======== AVAILABLE DATA ========

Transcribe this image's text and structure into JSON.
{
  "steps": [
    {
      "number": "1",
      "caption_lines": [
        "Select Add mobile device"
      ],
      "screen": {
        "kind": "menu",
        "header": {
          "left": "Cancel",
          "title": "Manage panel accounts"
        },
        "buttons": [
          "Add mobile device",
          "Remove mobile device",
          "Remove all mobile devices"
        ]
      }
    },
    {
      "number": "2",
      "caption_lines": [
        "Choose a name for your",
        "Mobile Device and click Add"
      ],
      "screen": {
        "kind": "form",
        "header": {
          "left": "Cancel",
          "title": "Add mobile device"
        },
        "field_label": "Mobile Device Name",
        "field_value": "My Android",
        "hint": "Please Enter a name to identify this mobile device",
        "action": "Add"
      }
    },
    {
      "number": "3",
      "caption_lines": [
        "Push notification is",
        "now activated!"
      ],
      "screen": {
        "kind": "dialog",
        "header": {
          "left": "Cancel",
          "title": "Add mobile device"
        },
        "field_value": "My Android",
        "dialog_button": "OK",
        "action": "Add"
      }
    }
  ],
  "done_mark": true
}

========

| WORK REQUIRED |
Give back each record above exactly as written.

| FINAL ANSWER |
Transcribe this image's text and structure into JSON.
{
  "steps": [
    {
      "number": "1",
      "caption_lines": [
        "Select Add mobile device"
      ],
      "screen": {
        "kind": "menu",
        "header": {
          "left": "Cancel",
          "title": "Manage panel accounts"
        },
        "buttons": [
          "Add mobile device",
          "Remove mobile device",
          "Remove all mobile devices"
        ]
      }
    },
    {
      "number": "2",
      "caption_lines": [
        "Choose a name for your",
        "Mobile Device and click Add"
      ],
      "screen": {
        "kind": "form",
        "header": {
          "left": "Cancel",
          "title": "Add mobile device"
        },
        "field_label": "Mobile Device Name",
        "field_value": "My Android",
        "hint": "Please Enter a name to identify this mobile device",
        "action": "Add"
      }
    },
    {
      "number": "3",
      "caption_lines": [
        "Push notification is",
        "now activated!"
      ],
      "screen": {
        "kind": "dialog",
        "header": {
          "left": "Cancel",
          "title": "Add mobile device"
        },
        "field_value": "My Android",
        "dialog_button": "OK",
        "action": "Add"
      }
    }
  ],
  "done_mark": true
}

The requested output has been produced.